When compensating physicians for the time they spend on-call, hospitals should draft call coverage agreements with care to avoid potential problems implicating federal laws prohibiting physician self-referral (Stark Law) and kickbacks (Anti-Kickback Statute (AKS)). In a webinar presented by the Health Care Compliance Association (HCCA), Robert G. Homchick, partner at Davis Wright Tremaine LLP, and Scott M. Safriet and Adam S. Polsky, partners at HealthCare Appraisers, Inc., discussed changes to the call coverage risk analysis based on court opinions and changes in government implementation of rules.

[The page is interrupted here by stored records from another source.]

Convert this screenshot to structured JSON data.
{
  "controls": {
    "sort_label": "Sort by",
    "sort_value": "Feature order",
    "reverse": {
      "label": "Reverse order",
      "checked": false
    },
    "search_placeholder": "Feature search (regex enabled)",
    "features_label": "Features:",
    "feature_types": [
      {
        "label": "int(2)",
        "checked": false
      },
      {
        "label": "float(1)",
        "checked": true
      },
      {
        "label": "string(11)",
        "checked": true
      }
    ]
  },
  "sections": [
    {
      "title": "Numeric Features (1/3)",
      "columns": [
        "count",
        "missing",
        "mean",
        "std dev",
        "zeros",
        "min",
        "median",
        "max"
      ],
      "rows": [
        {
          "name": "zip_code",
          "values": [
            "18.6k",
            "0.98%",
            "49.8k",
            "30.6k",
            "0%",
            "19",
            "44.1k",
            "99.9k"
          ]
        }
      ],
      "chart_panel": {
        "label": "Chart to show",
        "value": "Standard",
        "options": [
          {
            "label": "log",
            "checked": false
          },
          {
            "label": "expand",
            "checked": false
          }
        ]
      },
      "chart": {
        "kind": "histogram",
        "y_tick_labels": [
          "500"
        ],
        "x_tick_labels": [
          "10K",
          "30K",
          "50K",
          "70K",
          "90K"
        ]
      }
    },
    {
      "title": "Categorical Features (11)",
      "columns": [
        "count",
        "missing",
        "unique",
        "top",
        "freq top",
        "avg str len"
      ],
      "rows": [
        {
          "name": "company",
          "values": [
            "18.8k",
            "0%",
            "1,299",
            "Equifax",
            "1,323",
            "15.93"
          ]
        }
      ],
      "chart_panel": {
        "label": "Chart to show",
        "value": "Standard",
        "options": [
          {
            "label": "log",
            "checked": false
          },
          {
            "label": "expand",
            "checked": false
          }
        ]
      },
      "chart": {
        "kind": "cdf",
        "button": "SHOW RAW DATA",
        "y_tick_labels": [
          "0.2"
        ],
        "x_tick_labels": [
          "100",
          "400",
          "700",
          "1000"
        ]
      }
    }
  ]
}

As with most physician compensation arrangements, the Stark Law (42 U.S.C. §1395nn) is the threshold issue when analyzing call coverage agreements; additionally, if the agreement passes muster under Stark, the AKS (42 U.S.C. §1320a-7b) risks should be relatively modest. Both analyses contain some of the same considerations, such as fair market value (FMV) and commercial reasonableness.
Homchick, Safriet, and Polsky noted the following concerns for call coverage:
- on-call coverage is becoming more expensive, but hospitals are facing decreased reimbursement; and
- because traditional methods of securing call coverage no longer apply to all situations, hospitals are becoming more creative to obtain coverage.
To effectively secure coverage, hospitals should consider many options, and determine which is best applied in their situation. Potential coverage options include concurrent coverage, telemedicine, bundling on-call coverage with services beyond the emergency room, on-call coverage payment for employed physicians, and use of the “activation fee” concept.
However, the webinar cautioned that not all arrangements are the same, and in situations where it is truly difficult to secure coverage, a different approach may be necessary. Additionally, hospitals should look into the underlying reasons of why securing that coverage has been difficult—for example, are there shortened response times, a physician shortage in the marketplace, or is coverage restricted or quasi-restricted.